There's no denying that natural gas transportation fuels leader Clean Energy Fuels (NASDAQ:CLNE) is in its best position in years to deliver on its promise. A series of difficult decisions -- epic dilution to pay down debt, selling off a major chunk of its business to BP, and slashing operating costs, among others -- are now behind it. Profitable growth may very well lie ahead.
That said, Clean Energy Fuels stock growth is no sure thing. While the market opportunity for natural gas transportation fuels remains largely untapped, the recent moves by one key customer highlight a looming obstacle management faces.
One obstacle looms large
The bull case for Clean Energy Fuels is stronger than it has been in quite some time. As fellow Fool Jason Hall has pointed out, there are more than a few reasons for optimism. The company has consistently grown the volume of fuel sold, slashed capital expenditures and expenses, cleaned up its balance sheet, and should be done diluting shareholders. The most difficult decisions really do appear to be behind the company.
Importantly, in the first quarter of 2017, the volume of fuels sold increased 10% from the year-ago period. That has been and will continue to be, the driver of top-line growth for Clean Energy Fuels. Assuming expenses are sufficiently controlled in subsequent periods, sales volume growth also has the potential to usher in profitable operations.
Volume growth will be largely driven by growth in another key metric: the number of refueling stations available to supply. At the end of the first quarter of 2017 Clean Energy Fuels owned, operated, or supplied 575 natural gas fueling stations -- a significant number of all public and private liquefied natural gas (LNG) and compressed natural gas (CNG) stations in the United States. The Alternative Fuels Data Center, part of the U.S. Department of Energy, estimates there are roughly 1,028 public stations available in the nation.
That demonstrates how important Clean Energy Fuels has been to jump-starting growth for natural gas transportation fuels adoption. While in the past its strategy focused on building public stations that would allow long-haul truck fleets to refuel along highway routes -- called America's Natural Gas Highway initiative -- management has since pivoted its focus to building private stations for customers seeking to refuel their fleets locally.
With this strategy, the company generates revenue for station construction and long-term fuel supply -- encouraging and incentivizing more intimate customer relationships. It's better than rolling out an expensive, public nationwide network and hoping customers emerge out of thin air by converting their fleets to run on natural gas fuels. Indeed, Clean Energy Fuels reports that 38 completed stations in its highway network remain offline due to a lack of customers.
Just as before, the private station strategy has been largely driven by environmental advantages.
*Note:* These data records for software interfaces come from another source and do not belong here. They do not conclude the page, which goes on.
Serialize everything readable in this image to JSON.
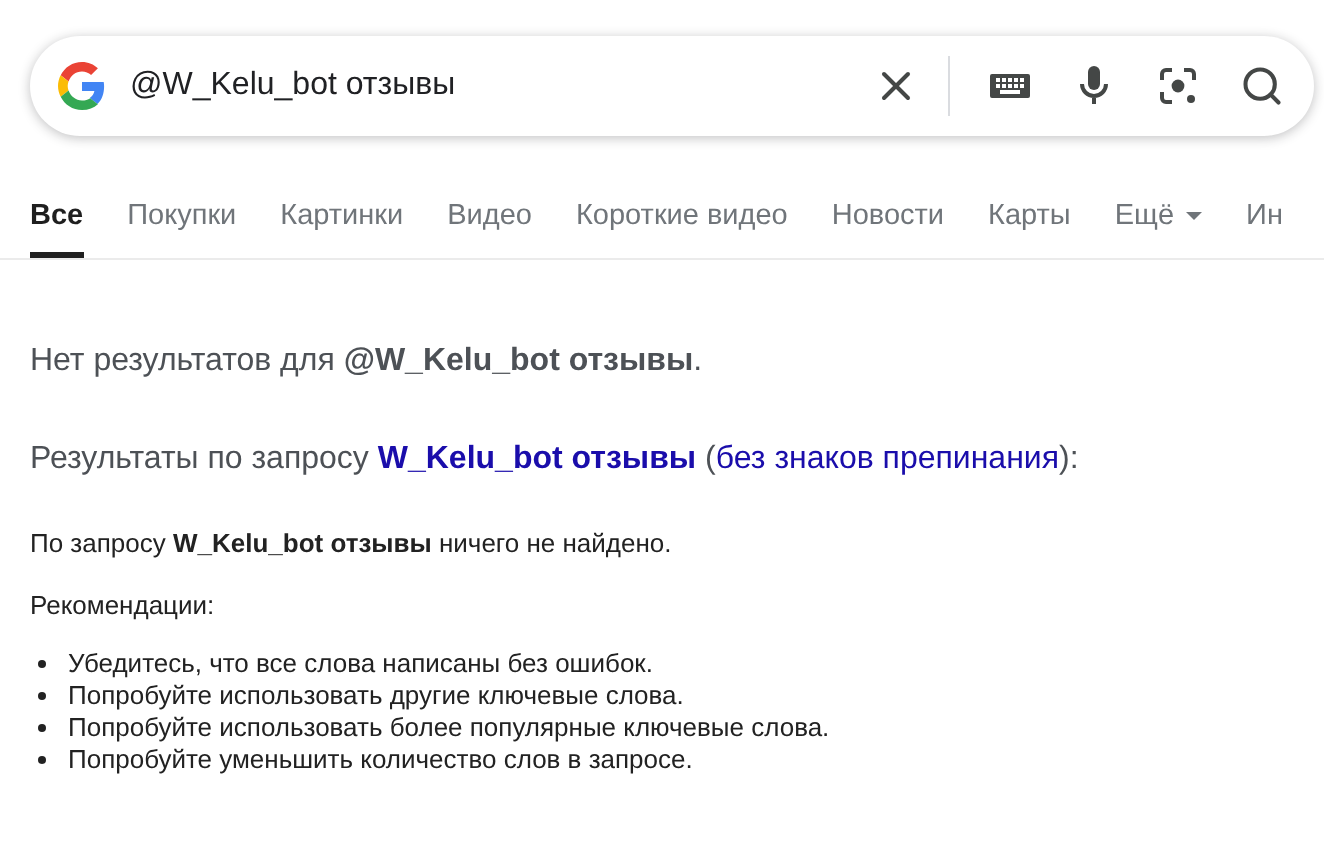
{
  "search": {
    "value": "@W_Kelu_bot отзывы"
  },
  "tabs": [
    {
      "label": "Все",
      "selected": true
    },
    {
      "label": "Покупки",
      "selected": false
    },
    {
      "label": "Картинки",
      "selected": false
    },
    {
      "label": "Видео",
      "selected": false
    },
    {
      "label": "Короткие видео",
      "selected": false
    },
    {
      "label": "Новости",
      "selected": false
    },
    {
      "label": "Карты",
      "selected": false
    },
    {
      "label": "Ещё",
      "selected": false,
      "kind": "menu"
    },
    {
      "label": "Ин",
      "selected": false
    }
  ],
  "no_results": "Нет результатов для **@W_Kelu_bot отзывы**.",
  "alt_query": {
    "prefix": "Результаты по запросу",
    "link": "W_Kelu_bot отзывы",
    "open": "(",
    "link2": "без знаков препинания",
    "close": "):"
  },
  "not_found": "По запросу **W_Kelu_bot отзывы** ничего не найдено.",
  "recommendations_title": "Рекомендации:",
  "recommendations": [
    "Убедитесь, что все слова написаны без ошибок.",
    "Попробуйте использовать другие ключевые слова.",
    "Попробуйте использовать более популярные ключевые слова.",
    "Попробуйте уменьшить количество слов в запросе."
  ]
}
Namely, that natural gas fuels result in greatly reduced emissions compared to diesel fuels, and cities are increasingly taking action against air pollution and emissions.
But here's the obstacle that ensures the stock's growth is no sure thing: Electric vehicles emit even fewer emissions than natural gas-powered vehicles (and most emissions don't occur locally). Furthermore, it's easier to build and supply electric recharging stations than natural gas refueling stations -- the electric grid touches all corners of the country.
Moves by one of the company's largest customers highlight the obstacle. A few months ago Clean Energy Fuels announced it was awarded a multi-year contract by LA Metro to supply bio-methane fuel called Redeem to one of its 11 CNG stations.
Execution of an additional option could allow the company to supply up to 38 million gasoline gallon equivalents of Redeem per year for the entire 2,200 transit bus fleet. While the company already supplies non-renewable fuels to these 11 refueling stations, Redeem qualifies for additional federal and state credits that increase its value significantly.
That's good news for the short term, but LA Metro has long-term plans that don't seem to include Clean Energy Fuels. At the end of July, it announced an ambitious plan to electrify its entire bus transit fleet by 2030. Renewable natural gas is merely a stepping stone, apparently.
What does it mean for investors?
It's important to note that the wholesale transition to electric fleets is still many years away. There are technological hurdles that electric buses need to overcome, such as range, reliability, and cost. LA Metro is the first city in the country to commit to an electric fleet. Whether or not other major cities follow its footsteps may depend on how quickly electric fleets prove their mettle.
Even with that potentially awful news, there are still opportunities for Clean Energy Fuels to grow in the near- and medium-term, but major metros may rather wait to invest in electric fleets than invest in both alternative fueling technologies years apart, as LA Metro is doing. That poses a major risk to the long-term growth of the company's business that management will need to address soon.